**Your goal:**
Could you give every record again, exactly as it reads?

**Data records:**

※

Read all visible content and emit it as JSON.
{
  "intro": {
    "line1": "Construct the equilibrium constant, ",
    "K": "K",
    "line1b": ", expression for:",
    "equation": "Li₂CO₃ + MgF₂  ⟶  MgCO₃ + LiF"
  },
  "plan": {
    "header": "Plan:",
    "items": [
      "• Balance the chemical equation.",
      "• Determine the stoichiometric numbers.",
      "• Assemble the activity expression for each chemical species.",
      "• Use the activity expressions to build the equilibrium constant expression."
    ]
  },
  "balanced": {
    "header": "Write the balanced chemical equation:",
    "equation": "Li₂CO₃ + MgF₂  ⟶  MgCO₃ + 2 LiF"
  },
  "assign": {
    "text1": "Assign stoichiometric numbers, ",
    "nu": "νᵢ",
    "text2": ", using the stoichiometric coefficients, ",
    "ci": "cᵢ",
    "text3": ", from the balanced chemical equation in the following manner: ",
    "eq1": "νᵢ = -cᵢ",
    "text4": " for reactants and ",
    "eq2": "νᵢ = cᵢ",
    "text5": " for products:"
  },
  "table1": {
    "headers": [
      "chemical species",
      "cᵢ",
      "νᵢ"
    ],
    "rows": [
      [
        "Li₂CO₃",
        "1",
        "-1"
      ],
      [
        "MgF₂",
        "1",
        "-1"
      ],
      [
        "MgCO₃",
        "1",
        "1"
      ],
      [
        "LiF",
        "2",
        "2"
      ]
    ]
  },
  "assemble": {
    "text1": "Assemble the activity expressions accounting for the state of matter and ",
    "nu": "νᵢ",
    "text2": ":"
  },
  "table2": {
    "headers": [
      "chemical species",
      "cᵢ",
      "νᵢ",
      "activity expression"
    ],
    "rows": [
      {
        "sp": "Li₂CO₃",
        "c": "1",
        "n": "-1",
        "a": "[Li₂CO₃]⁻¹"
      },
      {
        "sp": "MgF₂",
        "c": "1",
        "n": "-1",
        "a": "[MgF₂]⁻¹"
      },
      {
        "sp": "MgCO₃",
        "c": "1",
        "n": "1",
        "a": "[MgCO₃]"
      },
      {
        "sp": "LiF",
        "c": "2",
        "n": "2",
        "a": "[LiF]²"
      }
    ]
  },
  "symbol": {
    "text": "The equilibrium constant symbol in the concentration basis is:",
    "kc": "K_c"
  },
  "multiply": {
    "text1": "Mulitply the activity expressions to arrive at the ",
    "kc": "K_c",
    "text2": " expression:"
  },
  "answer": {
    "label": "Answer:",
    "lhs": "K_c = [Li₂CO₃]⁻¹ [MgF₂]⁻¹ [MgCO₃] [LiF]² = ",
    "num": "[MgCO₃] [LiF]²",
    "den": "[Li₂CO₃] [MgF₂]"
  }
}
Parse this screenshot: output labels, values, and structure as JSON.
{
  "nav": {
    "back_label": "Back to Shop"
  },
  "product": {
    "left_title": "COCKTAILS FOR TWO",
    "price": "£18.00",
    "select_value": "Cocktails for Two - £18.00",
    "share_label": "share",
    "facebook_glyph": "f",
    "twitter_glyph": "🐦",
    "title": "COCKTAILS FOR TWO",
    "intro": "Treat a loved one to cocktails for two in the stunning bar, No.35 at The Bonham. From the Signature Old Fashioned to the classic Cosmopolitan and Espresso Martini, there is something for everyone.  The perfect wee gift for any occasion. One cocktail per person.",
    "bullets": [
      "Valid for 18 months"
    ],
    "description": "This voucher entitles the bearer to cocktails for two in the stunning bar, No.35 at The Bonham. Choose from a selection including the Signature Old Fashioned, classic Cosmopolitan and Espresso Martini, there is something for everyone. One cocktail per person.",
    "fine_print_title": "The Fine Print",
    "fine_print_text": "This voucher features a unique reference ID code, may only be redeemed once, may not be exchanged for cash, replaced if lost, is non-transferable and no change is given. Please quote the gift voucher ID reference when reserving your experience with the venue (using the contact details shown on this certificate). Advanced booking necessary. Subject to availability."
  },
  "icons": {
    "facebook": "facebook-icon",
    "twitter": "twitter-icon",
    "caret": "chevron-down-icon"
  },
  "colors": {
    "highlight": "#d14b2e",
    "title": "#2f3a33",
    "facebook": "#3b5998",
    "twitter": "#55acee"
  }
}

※

**Answer area:**
Read all visible content and emit it as JSON.
{
  "intro": {
    "line1": "Construct the equilibrium constant, ",
    "K": "K",
    "line1b": ", expression for:",
    "equation": "Li₂CO₃ + MgF₂  ⟶  MgCO₃ + LiF"
  },
  "plan": {
    "header": "Plan:",
    "items": [
      "• Balance the chemical equation.",
      "• Determine the stoichiometric numbers.",
      "• Assemble the activity expression for each chemical species.",
      "• Use the activity expressions to build the equilibrium constant expression."
    ]
  },
  "balanced": {
    "header": "Write the balanced chemical equation:",
    "equation": "Li₂CO₃ + MgF₂  ⟶  MgCO₃ + 2 LiF"
  },
  "assign": {
    "text1": "Assign stoichiometric numbers, ",
    "nu": "νᵢ",
    "text2": ", using the stoichiometric coefficients, ",
    "ci": "cᵢ",
    "text3": ", from the balanced chemical equation in the following manner: ",
    "eq1": "νᵢ = -cᵢ",
    "text4": " for reactants and ",
    "eq2": "νᵢ = cᵢ",
    "text5": " for products:"
  },
  "table1": {
    "headers": [
      "chemical species",
      "cᵢ",
      "νᵢ"
    ],
    "rows": [
      [
        "Li₂CO₃",
        "1",
        "-1"
      ],
      [
        "MgF₂",
        "1",
        "-1"
      ],
      [
        "MgCO₃",
        "1",
        "1"
      ],
      [
        "LiF",
        "2",
        "2"
      ]
    ]
  },
  "assemble": {
    "text1": "Assemble the activity expressions accounting for the state of matter and ",
    "nu": "νᵢ",
    "text2": ":"
  },
  "table2": {
    "headers": [
      "chemical species",
      "cᵢ",
      "νᵢ",
      "activity expression"
    ],
    "rows": [
      {
        "sp": "Li₂CO₃",
        "c": "1",
        "n": "-1",
        "a": "[Li₂CO₃]⁻¹"
      },
      {
        "sp": "MgF₂",
        "c": "1",
        "n": "-1",
        "a": "[MgF₂]⁻¹"
      },
      {
        "sp": "MgCO₃",
        "c": "1",
        "n": "1",
        "a": "[MgCO₃]"
      },
      {
        "sp": "LiF",
        "c": "2",
        "n": "2",
        "a": "[LiF]²"
      }
    ]
  },
  "symbol": {
    "text": "The equilibrium constant symbol in the concentration basis is:",
    "kc": "K_c"
  },
  "multiply": {
    "text1": "Mulitply the activity expressions to arrive at the ",
    "kc": "K_c",
    "text2": " expression:"
  },
  "answer": {
    "label": "Answer:",
    "lhs": "K_c = [Li₂CO₃]⁻¹ [MgF₂]⁻¹ [MgCO₃] [LiF]² = ",
    "num": "[MgCO₃] [LiF]²",
    "den": "[Li₂CO₃] [MgF₂]"
  }
}
Parse this screenshot: output labels, values, and structure as JSON.
{
  "nav": {
    "back_label": "Back to Shop"
  },
  "product": {
    "left_title": "COCKTAILS FOR TWO",
    "price": "£18.00",
    "select_value": "Cocktails for Two - £18.00",
    "share_label": "share",
    "facebook_glyph": "f",
    "twitter_glyph": "🐦",
    "title": "COCKTAILS FOR TWO",
    "intro": "Treat a loved one to cocktails for two in the stunning bar, No.35 at The Bonham. From the Signature Old Fashioned to the classic Cosmopolitan and Espresso Martini, there is something for everyone.  The perfect wee gift for any occasion. One cocktail per person.",
    "bullets": [
      "Valid for 18 months"
    ],
    "description": "This voucher entitles the bearer to cocktails for two in the stunning bar, No.35 at The Bonham. Choose from a selection including the Signature Old Fashioned, classic Cosmopolitan and Espresso Martini, there is something for everyone. One cocktail per person.",
    "fine_print_title": "The Fine Print",
    "fine_print_text": "This voucher features a unique reference ID code, may only be redeemed once, may not be exchanged for cash, replaced if lost, is non-transferable and no change is given. Please quote the gift voucher ID reference when reserving your experience with the venue (using the contact details shown on this certificate). Advanced booking necessary. Subject to availability."
  },
  "icons": {
    "facebook": "facebook-icon",
    "twitter": "twitter-icon",
    "caret": "chevron-down-icon"
  },
  "colors": {
    "highlight": "#d14b2e",
    "title": "#2f3a33",
    "facebook": "#3b5998",
    "twitter": "#55acee"
  }
}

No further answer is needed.